Half-Life and Left 4 Dead developer Valve has been toying with new ways to use biofeedback—heart rate, facial expressions, eye-tracking, levels of physical arousal—for years. What does that mean for the future of people who like Valve video games? How about controlling games with your eyes?
Valve's Mike Ambinder talked about the sundry ways the company is experimenting with incorporating user biofeedback at GDC today. Currently, that includes prototype versions of Left 4 Dead 2 with an "AI Director" that responds to your arousal levels, modifying how it distributes health items, zombie hordes and Special Infected based on "player trauma."
It also includes a build of top-down shooter Alien Swarm that alters the game's timer in response to stress and a version of Portal 2 that decoupled aiming a cross-hair and viewing the game world.
Ambinder showed a demo of a Left 4 Dead 2 player connected to a biofeedback measurement device, a custom piece of hardware designed to detect skin conductance response. An in-game graph displayed levels of arousal from the player as he fought a series of Special Infected zombies, trying to refill a generator with gas cans. The player's stress levels steadily increased as he was attacked, until ultimately he peaked during a Tank battle. A post-gameplay graph showed spikes in player trauma levels, tied to game events: Smoker attack, Charger battle, game-ending Hunter pounce.
A Left 4 Dead 2 prototype used player biofeedback in another capacity, showing a teammates' arousal levels above their health bar to illustrate how other Survivors were responding to in-game trauma.
Ambinder said that data was entertaining to watch during competitive play in the upcoming DOTA 2. This, he said, was "the most enjoyable thing we've done so far" with biofeedback.

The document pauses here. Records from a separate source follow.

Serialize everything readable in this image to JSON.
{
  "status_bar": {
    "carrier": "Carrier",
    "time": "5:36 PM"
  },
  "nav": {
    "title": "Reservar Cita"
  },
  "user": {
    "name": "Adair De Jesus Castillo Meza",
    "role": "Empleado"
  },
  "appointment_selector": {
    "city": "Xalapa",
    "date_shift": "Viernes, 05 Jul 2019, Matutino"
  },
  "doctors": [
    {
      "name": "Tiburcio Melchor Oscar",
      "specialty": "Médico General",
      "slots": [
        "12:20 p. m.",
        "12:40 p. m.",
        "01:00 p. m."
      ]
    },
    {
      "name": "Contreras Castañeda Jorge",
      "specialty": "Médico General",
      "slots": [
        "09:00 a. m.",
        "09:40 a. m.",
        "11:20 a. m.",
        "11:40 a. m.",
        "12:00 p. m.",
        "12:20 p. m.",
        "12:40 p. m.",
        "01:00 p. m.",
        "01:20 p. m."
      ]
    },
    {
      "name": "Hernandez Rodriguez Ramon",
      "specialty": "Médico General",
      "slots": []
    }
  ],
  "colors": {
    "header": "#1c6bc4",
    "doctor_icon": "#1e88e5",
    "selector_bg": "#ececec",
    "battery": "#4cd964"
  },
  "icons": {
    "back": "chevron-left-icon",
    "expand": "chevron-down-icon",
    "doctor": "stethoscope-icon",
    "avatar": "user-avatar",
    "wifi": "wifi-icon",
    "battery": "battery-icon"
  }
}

Players who saw their opponents' sense of arousal spike would "go crazy" with delight.
"It's great to watch people suffer because of your actions," he said.
Ambinder also showed gameplay of Portal 2 being controlled with eye-tracking. Player movement, looking around the game world, was still done by hand, but aiming with a crosshair was done by looking with the eyes—they move faster than the wrist, so would using them to aim be an improvement? Enjoyable?
Eye-tracking hardware determined the X/Y location of a gaze, redrawing the targeting reticule at 60 Hz. It was jittery, but speedy, leading Valve to determine that eyes could be viable aiming controllers. Decoupling the aiming viewpoint was a plus, Ambinder noted.
Biofeedback controllers may be a long ways off, Ambinder said, cautioning developers that consumer grade eye-trackers are still "far away" due to cost. Clearly, though, Valve sees value in factoring in physical feedback into its games and, at the very least, watching them experiment is highly entertaining.